ASSIGNED TASK: For each line of the data that includes the word "lessenrooster", copy the line.

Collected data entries
*** Block opens ***

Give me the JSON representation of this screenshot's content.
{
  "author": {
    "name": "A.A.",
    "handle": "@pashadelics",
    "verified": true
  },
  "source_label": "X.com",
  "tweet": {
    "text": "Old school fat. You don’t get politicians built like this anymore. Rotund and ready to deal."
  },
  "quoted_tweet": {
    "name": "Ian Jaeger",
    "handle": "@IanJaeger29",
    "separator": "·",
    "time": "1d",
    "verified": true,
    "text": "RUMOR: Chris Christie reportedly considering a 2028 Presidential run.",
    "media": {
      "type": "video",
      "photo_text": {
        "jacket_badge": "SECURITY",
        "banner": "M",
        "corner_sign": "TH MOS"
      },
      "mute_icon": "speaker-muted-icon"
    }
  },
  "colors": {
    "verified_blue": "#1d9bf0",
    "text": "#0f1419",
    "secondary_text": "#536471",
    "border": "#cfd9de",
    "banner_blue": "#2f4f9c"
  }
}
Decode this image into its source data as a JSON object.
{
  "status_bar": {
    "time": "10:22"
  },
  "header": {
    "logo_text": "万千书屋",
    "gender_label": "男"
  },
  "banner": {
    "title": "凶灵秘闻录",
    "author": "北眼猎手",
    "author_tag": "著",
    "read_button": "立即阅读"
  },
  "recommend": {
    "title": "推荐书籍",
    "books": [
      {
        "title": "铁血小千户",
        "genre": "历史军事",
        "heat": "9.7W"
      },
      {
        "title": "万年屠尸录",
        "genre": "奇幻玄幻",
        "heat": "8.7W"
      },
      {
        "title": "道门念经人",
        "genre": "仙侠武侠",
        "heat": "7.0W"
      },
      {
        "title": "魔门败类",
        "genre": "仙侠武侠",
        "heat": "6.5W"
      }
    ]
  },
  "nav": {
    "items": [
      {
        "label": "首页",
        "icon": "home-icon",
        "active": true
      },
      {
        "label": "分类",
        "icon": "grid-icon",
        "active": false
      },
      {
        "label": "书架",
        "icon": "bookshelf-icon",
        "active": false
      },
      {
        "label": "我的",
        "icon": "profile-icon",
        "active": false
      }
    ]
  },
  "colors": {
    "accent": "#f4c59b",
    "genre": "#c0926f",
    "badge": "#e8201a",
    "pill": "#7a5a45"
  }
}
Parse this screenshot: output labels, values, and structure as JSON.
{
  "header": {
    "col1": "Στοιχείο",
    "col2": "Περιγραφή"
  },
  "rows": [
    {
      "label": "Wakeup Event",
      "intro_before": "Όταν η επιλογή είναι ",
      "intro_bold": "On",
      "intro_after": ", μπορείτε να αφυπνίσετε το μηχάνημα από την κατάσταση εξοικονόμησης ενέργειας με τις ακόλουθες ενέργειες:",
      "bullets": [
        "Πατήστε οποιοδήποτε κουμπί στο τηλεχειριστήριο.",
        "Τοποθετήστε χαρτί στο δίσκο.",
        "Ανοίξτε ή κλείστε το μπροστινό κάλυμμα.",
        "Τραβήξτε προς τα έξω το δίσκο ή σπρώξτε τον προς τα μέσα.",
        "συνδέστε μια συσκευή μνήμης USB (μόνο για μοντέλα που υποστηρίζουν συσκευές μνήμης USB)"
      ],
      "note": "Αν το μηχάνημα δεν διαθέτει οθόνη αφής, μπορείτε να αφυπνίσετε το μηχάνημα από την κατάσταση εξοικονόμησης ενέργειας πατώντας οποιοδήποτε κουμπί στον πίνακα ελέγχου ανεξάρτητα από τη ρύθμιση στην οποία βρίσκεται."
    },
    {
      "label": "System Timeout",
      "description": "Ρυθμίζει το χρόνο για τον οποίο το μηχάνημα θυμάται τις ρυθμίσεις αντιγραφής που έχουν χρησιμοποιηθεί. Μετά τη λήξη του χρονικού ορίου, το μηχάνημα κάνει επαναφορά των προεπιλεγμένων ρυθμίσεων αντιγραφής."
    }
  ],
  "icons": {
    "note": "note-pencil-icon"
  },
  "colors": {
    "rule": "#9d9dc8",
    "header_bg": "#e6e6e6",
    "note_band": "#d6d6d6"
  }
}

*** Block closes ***
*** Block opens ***

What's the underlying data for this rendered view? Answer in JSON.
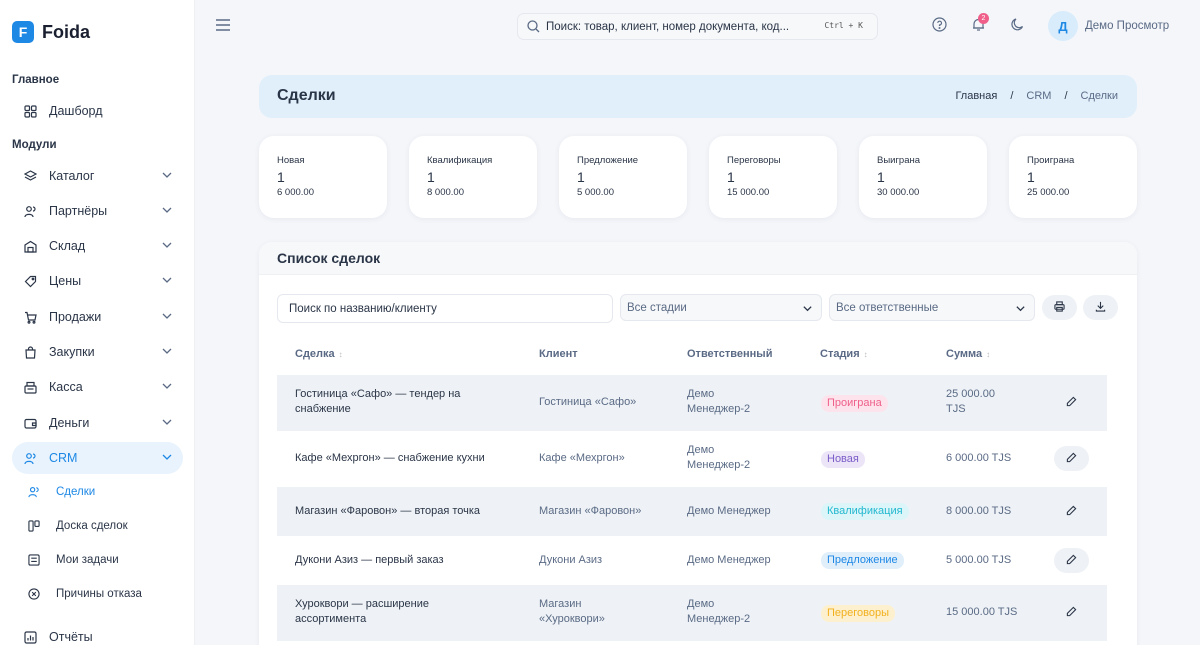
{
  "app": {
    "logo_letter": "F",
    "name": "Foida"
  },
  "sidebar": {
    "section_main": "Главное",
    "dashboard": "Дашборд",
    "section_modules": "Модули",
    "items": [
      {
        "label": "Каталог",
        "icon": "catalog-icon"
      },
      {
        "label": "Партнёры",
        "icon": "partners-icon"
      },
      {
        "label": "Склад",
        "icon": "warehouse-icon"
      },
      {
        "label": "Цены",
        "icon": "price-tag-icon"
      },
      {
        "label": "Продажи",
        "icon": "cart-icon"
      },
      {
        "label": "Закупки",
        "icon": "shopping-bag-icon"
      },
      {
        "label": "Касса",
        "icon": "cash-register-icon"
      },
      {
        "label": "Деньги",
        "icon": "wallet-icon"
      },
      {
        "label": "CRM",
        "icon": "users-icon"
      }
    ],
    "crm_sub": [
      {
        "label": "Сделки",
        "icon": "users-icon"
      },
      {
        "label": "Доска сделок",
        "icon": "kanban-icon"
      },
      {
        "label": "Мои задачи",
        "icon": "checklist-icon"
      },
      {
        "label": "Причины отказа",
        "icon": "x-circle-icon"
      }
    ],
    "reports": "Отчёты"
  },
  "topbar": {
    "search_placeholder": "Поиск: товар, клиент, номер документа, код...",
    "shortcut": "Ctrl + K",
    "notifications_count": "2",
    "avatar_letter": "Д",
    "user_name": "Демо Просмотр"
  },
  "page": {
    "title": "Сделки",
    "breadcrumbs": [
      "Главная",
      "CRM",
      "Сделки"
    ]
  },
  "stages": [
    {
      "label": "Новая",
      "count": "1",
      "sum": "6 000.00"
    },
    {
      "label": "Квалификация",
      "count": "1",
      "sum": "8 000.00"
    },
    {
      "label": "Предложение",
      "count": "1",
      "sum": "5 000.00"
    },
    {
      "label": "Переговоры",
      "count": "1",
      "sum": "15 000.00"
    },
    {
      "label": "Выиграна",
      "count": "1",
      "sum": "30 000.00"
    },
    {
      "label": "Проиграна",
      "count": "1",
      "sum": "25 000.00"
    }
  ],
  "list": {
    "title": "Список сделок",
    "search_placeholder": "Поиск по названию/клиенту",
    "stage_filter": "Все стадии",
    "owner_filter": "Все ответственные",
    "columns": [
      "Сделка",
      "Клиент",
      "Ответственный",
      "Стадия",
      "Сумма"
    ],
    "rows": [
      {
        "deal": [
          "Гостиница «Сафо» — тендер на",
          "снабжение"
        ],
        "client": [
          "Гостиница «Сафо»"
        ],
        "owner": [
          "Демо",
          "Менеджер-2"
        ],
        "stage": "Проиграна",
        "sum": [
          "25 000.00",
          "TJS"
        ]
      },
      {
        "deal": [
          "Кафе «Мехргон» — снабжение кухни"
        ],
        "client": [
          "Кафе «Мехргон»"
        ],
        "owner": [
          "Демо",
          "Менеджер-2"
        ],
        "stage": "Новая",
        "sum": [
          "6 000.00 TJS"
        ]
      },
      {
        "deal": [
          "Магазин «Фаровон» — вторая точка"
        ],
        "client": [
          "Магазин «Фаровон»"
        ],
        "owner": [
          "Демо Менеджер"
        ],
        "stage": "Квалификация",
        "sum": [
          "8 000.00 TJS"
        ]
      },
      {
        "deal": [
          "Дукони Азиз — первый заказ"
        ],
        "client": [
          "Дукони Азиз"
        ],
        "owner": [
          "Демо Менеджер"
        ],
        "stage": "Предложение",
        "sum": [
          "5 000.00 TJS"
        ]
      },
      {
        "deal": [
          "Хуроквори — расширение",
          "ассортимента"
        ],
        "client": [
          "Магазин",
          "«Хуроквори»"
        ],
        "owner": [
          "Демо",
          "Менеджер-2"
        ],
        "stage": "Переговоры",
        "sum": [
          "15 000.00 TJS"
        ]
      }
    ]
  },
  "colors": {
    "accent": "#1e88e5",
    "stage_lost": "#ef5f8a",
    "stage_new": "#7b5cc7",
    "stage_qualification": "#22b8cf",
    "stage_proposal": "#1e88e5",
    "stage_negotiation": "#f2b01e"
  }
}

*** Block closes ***
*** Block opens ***

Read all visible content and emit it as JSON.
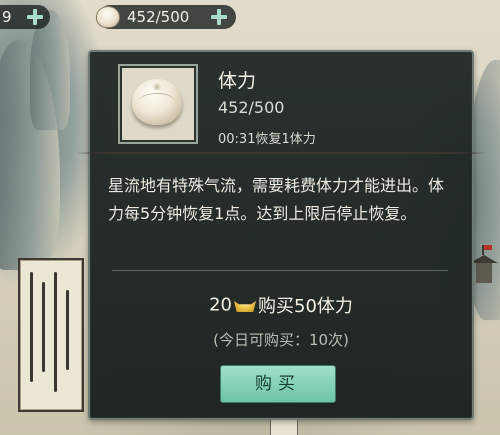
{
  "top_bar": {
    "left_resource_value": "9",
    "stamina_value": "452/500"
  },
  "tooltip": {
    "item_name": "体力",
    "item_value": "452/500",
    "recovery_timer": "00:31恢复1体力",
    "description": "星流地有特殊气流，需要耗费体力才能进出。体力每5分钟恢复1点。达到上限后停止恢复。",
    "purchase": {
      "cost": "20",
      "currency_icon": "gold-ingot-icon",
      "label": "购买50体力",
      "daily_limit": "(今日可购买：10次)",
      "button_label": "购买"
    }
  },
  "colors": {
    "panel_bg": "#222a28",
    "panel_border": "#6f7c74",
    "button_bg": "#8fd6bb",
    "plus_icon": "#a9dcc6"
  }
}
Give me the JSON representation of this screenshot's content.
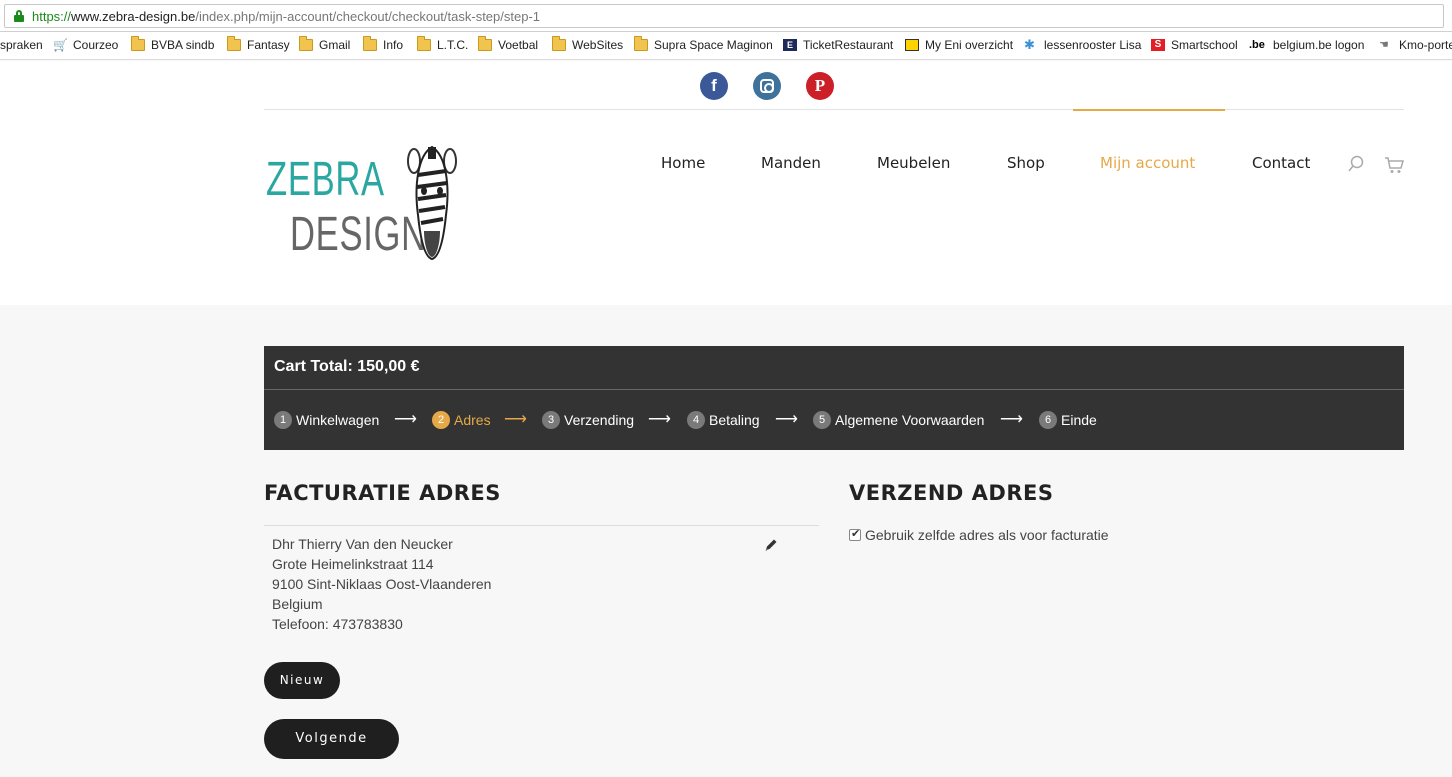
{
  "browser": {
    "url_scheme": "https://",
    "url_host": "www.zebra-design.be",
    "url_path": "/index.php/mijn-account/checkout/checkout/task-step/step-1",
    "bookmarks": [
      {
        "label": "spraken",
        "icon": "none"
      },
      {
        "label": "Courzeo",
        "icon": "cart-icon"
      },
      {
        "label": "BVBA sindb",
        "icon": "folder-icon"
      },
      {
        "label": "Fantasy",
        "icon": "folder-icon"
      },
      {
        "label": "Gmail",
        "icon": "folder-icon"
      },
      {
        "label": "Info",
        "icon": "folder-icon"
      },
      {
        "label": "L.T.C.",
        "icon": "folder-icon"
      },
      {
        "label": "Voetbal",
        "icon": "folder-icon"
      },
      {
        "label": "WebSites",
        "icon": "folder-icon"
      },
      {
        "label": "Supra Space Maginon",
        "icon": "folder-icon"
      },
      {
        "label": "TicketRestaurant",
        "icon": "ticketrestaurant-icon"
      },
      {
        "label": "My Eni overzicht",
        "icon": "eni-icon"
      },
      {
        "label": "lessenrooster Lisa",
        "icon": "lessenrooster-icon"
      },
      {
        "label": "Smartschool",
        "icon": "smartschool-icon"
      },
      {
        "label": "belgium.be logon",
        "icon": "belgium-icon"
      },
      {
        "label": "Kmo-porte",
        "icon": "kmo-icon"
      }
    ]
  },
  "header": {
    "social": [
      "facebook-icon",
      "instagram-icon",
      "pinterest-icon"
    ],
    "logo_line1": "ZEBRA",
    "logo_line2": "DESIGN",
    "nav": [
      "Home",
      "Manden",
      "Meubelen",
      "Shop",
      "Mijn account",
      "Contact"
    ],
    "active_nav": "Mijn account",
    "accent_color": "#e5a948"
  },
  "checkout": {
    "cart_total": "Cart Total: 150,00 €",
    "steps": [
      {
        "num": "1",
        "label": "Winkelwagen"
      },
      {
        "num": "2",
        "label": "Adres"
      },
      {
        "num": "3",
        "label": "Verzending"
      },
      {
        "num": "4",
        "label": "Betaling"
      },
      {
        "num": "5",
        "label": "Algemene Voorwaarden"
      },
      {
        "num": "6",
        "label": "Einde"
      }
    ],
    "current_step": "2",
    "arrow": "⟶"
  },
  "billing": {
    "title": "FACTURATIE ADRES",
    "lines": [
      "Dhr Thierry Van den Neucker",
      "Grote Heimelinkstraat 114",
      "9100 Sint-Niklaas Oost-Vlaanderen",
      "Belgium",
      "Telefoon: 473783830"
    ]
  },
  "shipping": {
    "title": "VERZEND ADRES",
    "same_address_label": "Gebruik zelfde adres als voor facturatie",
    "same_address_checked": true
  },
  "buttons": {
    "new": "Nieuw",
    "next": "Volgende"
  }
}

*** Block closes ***

REPLY:
        "label": "lessenrooster Lisa",
        "icon": "lessenrooster-icon"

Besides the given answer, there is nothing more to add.